**ABOUT THIS EXERCISE**
Where the string "image" occurs in the material below, report the whole line.

**EXTRACTED INFORMATION**
*** Begin section ***

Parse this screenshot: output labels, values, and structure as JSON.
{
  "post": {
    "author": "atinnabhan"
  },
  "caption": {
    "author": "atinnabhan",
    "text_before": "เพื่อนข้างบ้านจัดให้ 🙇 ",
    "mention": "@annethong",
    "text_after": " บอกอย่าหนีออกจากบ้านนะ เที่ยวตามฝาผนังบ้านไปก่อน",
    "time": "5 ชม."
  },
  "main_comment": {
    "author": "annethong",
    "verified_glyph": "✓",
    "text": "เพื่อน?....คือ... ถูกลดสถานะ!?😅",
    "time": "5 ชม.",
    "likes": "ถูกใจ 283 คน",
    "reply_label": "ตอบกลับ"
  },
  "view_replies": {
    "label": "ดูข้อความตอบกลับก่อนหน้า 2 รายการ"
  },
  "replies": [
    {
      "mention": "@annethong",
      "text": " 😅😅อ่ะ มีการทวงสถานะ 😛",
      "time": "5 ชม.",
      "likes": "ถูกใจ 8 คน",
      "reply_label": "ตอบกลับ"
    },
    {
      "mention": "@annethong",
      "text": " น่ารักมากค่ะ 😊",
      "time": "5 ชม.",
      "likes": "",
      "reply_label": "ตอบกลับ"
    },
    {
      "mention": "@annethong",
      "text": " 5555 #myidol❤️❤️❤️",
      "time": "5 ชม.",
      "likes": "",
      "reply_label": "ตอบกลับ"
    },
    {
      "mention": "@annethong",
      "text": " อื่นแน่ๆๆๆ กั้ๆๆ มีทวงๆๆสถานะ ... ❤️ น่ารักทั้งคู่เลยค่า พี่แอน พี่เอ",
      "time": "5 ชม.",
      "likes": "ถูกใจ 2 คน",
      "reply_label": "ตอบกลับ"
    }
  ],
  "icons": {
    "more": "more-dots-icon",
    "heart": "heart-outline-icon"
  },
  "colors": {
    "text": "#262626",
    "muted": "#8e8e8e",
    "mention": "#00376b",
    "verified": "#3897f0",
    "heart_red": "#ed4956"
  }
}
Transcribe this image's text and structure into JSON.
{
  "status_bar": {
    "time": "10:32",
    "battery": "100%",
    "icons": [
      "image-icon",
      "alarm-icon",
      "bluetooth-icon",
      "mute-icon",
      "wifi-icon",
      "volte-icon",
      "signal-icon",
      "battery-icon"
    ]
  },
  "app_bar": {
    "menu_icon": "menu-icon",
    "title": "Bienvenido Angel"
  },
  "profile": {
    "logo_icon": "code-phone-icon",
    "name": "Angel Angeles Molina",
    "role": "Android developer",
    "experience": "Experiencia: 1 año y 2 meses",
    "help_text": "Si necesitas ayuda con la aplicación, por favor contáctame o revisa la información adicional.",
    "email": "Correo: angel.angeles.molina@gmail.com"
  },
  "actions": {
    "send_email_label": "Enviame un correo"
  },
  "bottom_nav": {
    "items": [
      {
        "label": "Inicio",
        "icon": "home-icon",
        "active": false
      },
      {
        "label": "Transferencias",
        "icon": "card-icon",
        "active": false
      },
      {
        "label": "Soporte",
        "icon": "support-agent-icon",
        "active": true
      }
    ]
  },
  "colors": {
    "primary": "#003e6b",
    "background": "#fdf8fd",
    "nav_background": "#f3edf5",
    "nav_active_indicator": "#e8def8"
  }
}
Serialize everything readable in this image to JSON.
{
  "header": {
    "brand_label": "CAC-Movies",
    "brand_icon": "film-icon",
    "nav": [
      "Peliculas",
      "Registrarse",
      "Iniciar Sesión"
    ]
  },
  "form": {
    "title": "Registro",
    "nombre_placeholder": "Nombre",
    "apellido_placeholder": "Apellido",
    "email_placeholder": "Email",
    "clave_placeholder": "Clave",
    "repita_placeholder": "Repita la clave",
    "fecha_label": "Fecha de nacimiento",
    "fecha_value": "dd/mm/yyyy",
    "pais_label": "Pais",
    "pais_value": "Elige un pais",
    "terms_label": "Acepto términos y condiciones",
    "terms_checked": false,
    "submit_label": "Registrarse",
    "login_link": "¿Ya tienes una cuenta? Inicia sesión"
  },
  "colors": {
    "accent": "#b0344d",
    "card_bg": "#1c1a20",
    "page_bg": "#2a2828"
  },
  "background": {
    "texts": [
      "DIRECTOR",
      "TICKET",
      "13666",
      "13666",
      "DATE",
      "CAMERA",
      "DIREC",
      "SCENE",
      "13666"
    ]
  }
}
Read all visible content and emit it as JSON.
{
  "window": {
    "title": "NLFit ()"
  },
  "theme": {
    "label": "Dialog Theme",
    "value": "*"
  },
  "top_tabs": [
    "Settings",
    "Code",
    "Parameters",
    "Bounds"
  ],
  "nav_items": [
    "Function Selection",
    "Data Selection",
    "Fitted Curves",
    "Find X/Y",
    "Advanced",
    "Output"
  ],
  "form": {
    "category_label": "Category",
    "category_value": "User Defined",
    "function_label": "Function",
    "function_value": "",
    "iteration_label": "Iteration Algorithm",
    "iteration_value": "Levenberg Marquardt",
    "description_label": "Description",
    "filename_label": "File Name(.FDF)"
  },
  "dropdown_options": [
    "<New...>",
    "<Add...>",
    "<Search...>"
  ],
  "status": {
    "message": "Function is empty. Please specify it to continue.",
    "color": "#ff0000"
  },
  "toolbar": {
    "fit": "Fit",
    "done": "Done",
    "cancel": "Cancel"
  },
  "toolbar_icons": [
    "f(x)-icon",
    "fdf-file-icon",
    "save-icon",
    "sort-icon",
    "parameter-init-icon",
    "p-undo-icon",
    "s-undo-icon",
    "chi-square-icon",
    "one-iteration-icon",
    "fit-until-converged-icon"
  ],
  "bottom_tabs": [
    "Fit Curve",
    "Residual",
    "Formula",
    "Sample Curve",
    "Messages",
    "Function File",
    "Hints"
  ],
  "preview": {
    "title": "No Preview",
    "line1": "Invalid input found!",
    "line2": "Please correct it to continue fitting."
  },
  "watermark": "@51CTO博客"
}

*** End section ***

**WORKED SOLUTION**
Transcribe this image's text and structure into JSON.
      "image-icon",
Serialize everything readable in this image to JSON.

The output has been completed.